Excerpts from an interface dataset
--

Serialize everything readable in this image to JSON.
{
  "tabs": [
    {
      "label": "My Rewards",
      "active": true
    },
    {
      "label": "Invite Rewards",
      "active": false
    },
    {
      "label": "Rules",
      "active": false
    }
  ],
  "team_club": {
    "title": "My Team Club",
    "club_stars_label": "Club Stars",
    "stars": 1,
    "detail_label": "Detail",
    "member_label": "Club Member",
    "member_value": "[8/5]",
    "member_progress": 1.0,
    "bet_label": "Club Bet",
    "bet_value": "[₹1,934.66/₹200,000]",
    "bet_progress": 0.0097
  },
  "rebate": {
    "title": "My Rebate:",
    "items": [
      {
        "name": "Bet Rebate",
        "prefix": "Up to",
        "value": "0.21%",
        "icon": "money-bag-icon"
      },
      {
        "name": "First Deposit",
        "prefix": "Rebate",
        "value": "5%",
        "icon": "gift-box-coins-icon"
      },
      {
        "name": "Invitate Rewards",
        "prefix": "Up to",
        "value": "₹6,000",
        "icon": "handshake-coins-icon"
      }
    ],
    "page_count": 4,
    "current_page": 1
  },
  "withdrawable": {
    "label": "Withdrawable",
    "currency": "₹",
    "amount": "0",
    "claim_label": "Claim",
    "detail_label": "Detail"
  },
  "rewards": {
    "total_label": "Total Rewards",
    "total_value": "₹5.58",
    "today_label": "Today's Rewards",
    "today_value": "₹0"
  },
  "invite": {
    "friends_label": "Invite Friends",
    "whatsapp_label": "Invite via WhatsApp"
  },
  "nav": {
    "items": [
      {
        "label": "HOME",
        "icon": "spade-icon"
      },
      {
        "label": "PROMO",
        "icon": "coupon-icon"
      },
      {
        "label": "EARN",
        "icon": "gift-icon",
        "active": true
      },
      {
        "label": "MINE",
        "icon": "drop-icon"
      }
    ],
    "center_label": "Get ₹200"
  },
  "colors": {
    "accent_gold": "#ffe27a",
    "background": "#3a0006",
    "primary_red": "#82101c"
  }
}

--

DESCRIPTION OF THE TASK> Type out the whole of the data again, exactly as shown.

WRITTEN REPLY>
Serialize everything readable in this image to JSON.
{
  "tabs": [
    {
      "label": "My Rewards",
      "active": true
    },
    {
      "label": "Invite Rewards",
      "active": false
    },
    {
      "label": "Rules",
      "active": false
    }
  ],
  "team_club": {
    "title": "My Team Club",
    "club_stars_label": "Club Stars",
    "stars": 1,
    "detail_label": "Detail",
    "member_label": "Club Member",
    "member_value": "[8/5]",
    "member_progress": 1.0,
    "bet_label": "Club Bet",
    "bet_value": "[₹1,934.66/₹200,000]",
    "bet_progress": 0.0097
  },
  "rebate": {
    "title": "My Rebate:",
    "items": [
      {
        "name": "Bet Rebate",
        "prefix": "Up to",
        "value": "0.21%",
        "icon": "money-bag-icon"
      },
      {
        "name": "First Deposit",
        "prefix": "Rebate",
        "value": "5%",
        "icon": "gift-box-coins-icon"
      },
      {
        "name": "Invitate Rewards",
        "prefix": "Up to",
        "value": "₹6,000",
        "icon": "handshake-coins-icon"
      }
    ],
    "page_count": 4,
    "current_page": 1
  },
  "withdrawable": {
    "label": "Withdrawable",
    "currency": "₹",
    "amount": "0",
    "claim_label": "Claim",
    "detail_label": "Detail"
  },
  "rewards": {
    "total_label": "Total Rewards",
    "total_value": "₹5.58",
    "today_label": "Today's Rewards",
    "today_value": "₹0"
  },
  "invite": {
    "friends_label": "Invite Friends",
    "whatsapp_label": "Invite via WhatsApp"
  },
  "nav": {
    "items": [
      {
        "label": "HOME",
        "icon": "spade-icon"
      },
      {
        "label": "PROMO",
        "icon": "coupon-icon"
      },
      {
        "label": "EARN",
        "icon": "gift-icon",
        "active": true
      },
      {
        "label": "MINE",
        "icon": "drop-icon"
      }
    ],
    "center_label": "Get ₹200"
  },
  "colors": {
    "accent_gold": "#ffe27a",
    "background": "#3a0006",
    "primary_red": "#82101c"
  }
}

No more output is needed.